**Assignment:** Each entry has to be given again in its exact wording, and no picture may appear in the result.

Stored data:
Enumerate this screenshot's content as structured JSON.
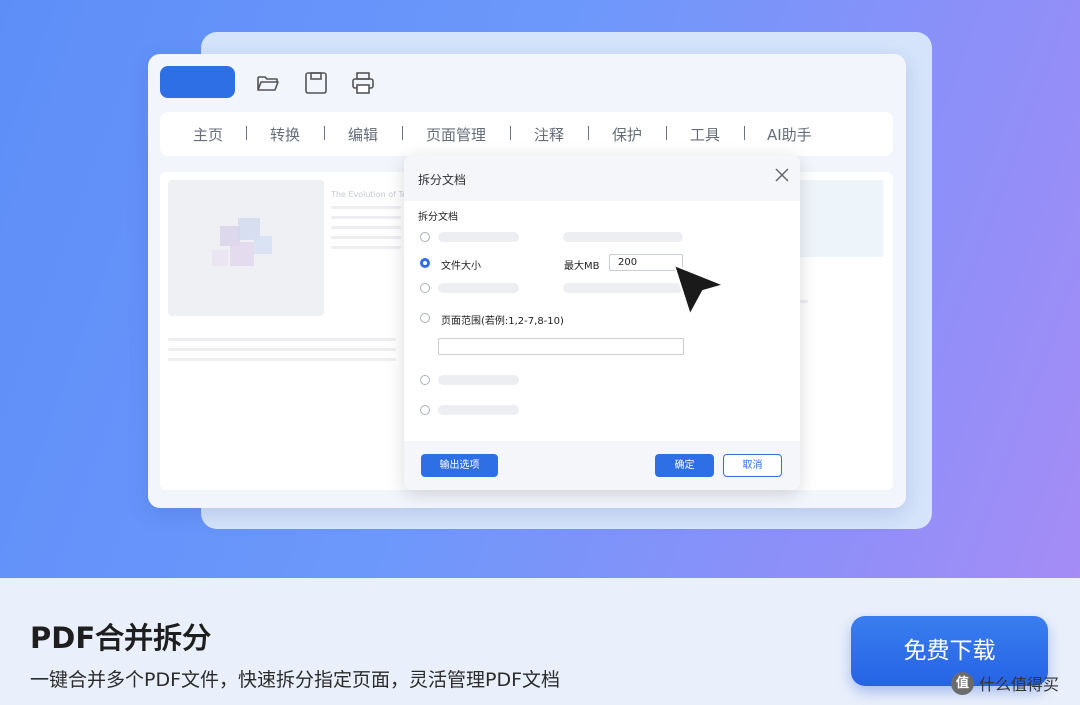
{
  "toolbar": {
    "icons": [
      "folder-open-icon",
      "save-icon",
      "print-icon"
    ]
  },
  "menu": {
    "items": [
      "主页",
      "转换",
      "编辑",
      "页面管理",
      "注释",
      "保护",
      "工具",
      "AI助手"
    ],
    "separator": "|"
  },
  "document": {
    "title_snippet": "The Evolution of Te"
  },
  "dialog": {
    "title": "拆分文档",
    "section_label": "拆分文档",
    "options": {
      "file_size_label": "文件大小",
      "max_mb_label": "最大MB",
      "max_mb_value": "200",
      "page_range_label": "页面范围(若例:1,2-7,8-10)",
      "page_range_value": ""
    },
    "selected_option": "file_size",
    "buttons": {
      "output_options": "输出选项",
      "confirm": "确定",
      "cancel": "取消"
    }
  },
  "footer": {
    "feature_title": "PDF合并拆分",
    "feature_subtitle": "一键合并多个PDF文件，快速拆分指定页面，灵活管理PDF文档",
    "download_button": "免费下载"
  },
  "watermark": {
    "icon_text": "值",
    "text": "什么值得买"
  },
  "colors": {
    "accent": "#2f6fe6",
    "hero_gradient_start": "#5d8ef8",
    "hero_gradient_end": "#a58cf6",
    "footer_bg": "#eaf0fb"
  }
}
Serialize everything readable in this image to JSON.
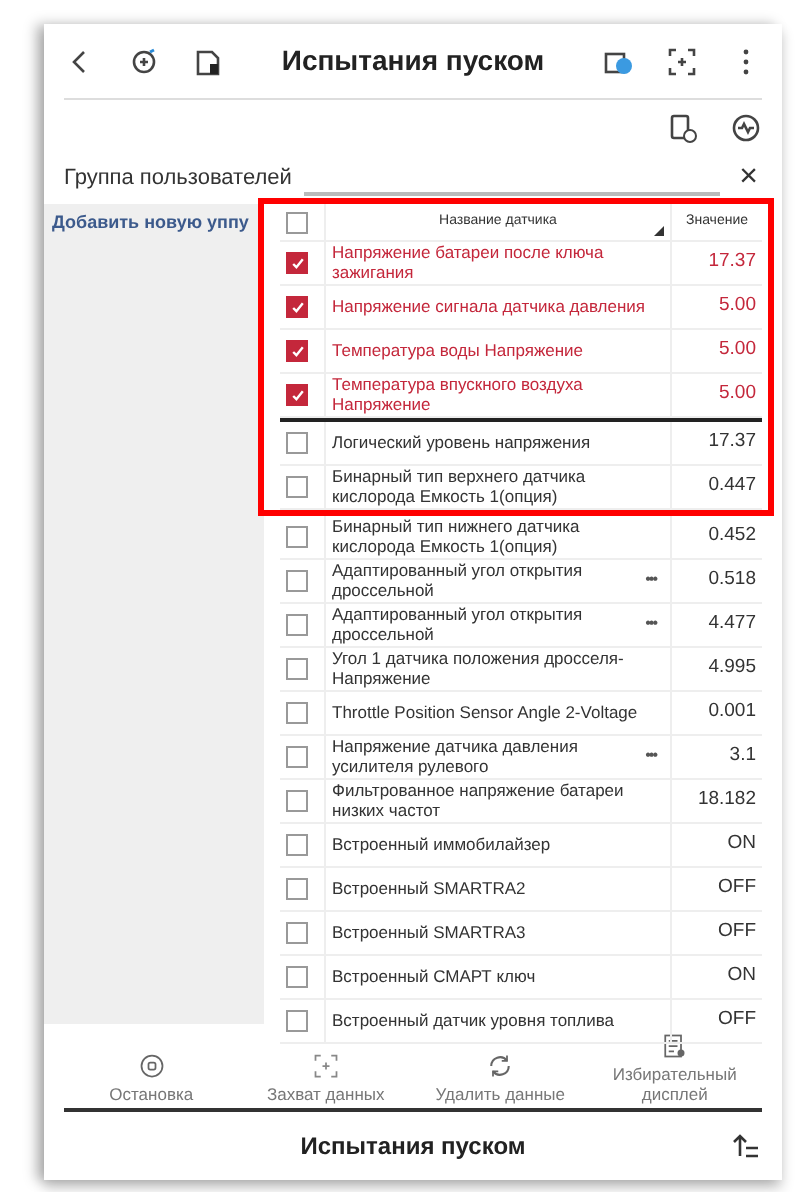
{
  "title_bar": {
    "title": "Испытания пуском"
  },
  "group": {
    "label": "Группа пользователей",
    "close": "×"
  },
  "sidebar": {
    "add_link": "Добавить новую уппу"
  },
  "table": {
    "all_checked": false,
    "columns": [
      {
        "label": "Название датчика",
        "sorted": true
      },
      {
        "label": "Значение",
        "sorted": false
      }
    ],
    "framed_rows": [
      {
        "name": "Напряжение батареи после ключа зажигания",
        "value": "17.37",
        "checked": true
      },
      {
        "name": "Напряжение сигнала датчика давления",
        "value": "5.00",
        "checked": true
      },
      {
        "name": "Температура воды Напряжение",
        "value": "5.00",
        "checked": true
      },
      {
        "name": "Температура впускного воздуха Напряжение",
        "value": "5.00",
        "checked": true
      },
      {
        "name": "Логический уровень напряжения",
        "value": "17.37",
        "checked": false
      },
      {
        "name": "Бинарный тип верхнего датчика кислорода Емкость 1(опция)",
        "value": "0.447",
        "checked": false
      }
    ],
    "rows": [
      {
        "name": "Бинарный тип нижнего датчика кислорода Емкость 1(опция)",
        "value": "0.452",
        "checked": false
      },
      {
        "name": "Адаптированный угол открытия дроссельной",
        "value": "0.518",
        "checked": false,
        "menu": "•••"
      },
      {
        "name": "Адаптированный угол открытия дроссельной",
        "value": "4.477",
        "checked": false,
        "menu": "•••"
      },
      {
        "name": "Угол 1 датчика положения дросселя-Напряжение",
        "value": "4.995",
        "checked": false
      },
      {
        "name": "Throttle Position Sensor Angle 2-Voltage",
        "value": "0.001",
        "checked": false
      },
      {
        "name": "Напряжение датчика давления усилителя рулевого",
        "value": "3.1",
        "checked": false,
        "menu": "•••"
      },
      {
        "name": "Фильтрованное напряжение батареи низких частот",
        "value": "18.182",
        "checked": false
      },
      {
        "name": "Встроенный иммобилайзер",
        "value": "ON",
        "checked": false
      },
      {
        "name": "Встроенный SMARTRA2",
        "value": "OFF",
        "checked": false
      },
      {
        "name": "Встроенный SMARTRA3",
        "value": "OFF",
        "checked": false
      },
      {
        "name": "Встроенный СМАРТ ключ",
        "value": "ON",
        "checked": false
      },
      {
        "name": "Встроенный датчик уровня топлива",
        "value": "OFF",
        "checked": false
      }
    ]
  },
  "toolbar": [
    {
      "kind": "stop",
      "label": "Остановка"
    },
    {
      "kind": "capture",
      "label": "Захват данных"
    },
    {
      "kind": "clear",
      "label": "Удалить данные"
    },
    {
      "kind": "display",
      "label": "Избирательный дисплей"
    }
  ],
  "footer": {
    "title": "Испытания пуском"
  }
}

**Result of this exercise:**
Enumerate this screenshot's content as structured JSON.
{
  "toolbar": {
    "icons": [
      "folder-open-icon",
      "save-icon",
      "print-icon"
    ]
  },
  "menu": {
    "items": [
      "主页",
      "转换",
      "编辑",
      "页面管理",
      "注释",
      "保护",
      "工具",
      "AI助手"
    ],
    "separator": "|"
  },
  "document": {
    "title_snippet": "The Evolution of Te"
  },
  "dialog": {
    "title": "拆分文档",
    "section_label": "拆分文档",
    "options": {
      "file_size_label": "文件大小",
      "max_mb_label": "最大MB",
      "max_mb_value": "200",
      "page_range_label": "页面范围(若例:1,2-7,8-10)",
      "page_range_value": ""
    },
    "selected_option": "file_size",
    "buttons": {
      "output_options": "输出选项",
      "confirm": "确定",
      "cancel": "取消"
    }
  },
  "footer": {
    "feature_title": "PDF合并拆分",
    "feature_subtitle": "一键合并多个PDF文件，快速拆分指定页面，灵活管理PDF文档",
    "download_button": "免费下载"
  },
  "watermark": {
    "icon_text": "值",
    "text": "什么值得买"
  },
  "colors": {
    "accent": "#2f6fe6",
    "hero_gradient_start": "#5d8ef8",
    "hero_gradient_end": "#a58cf6",
    "footer_bg": "#eaf0fb"
  }
}
Serialize everything readable in this image to JSON.
{
  "title_bar": {
    "title": "Испытания пуском"
  },
  "group": {
    "label": "Группа пользователей",
    "close": "×"
  },
  "sidebar": {
    "add_link": "Добавить новую уппу"
  },
  "table": {
    "all_checked": false,
    "columns": [
      {
        "label": "Название датчика",
        "sorted": true
      },
      {
        "label": "Значение",
        "sorted": false
      }
    ],
    "framed_rows": [
      {
        "name": "Напряжение батареи после ключа зажигания",
        "value": "17.37",
        "checked": true
      },
      {
        "name": "Напряжение сигнала датчика давления",
        "value": "5.00",
        "checked": true
      },
      {
        "name": "Температура воды Напряжение",
        "value": "5.00",
        "checked": true
      },
      {
        "name": "Температура впускного воздуха Напряжение",
        "value": "5.00",
        "checked": true
      },
      {
        "name": "Логический уровень напряжения",
        "value": "17.37",
        "checked": false
      },
      {
        "name": "Бинарный тип верхнего датчика кислорода Емкость 1(опция)",
        "value": "0.447",
        "checked": false
      }
    ],
    "rows": [
      {
        "name": "Бинарный тип нижнего датчика кислорода Емкость 1(опция)",
        "value": "0.452",
        "checked": false
      },
      {
        "name": "Адаптированный угол открытия дроссельной",
        "value": "0.518",
        "checked": false,
        "menu": "•••"
      },
      {
        "name": "Адаптированный угол открытия дроссельной",
        "value": "4.477",
        "checked": false,
        "menu": "•••"
      },
      {
        "name": "Угол 1 датчика положения дросселя-Напряжение",
        "value": "4.995",
        "checked": false
      },
      {
        "name": "Throttle Position Sensor Angle 2-Voltage",
        "value": "0.001",
        "checked": false
      },
      {
        "name": "Напряжение датчика давления усилителя рулевого",
        "value": "3.1",
        "checked": false,
        "menu": "•••"
      },
      {
        "name": "Фильтрованное напряжение батареи низких частот",
        "value": "18.182",
        "checked": false
      },
      {
        "name": "Встроенный иммобилайзер",
        "value": "ON",
        "checked": false
      },
      {
        "name": "Встроенный SMARTRA2",
        "value": "OFF",
        "checked": false
      },
      {
        "name": "Встроенный SMARTRA3",
        "value": "OFF",
        "checked": false
      },
      {
        "name": "Встроенный СМАРТ ключ",
        "value": "ON",
        "checked": false
      },
      {
        "name": "Встроенный датчик уровня топлива",
        "value": "OFF",
        "checked": false
      }
    ]
  },
  "toolbar": [
    {
      "kind": "stop",
      "label": "Остановка"
    },
    {
      "kind": "capture",
      "label": "Захват данных"
    },
    {
      "kind": "clear",
      "label": "Удалить данные"
    },
    {
      "kind": "display",
      "label": "Избирательный дисплей"
    }
  ],
  "footer": {
    "title": "Испытания пуском"
  }
}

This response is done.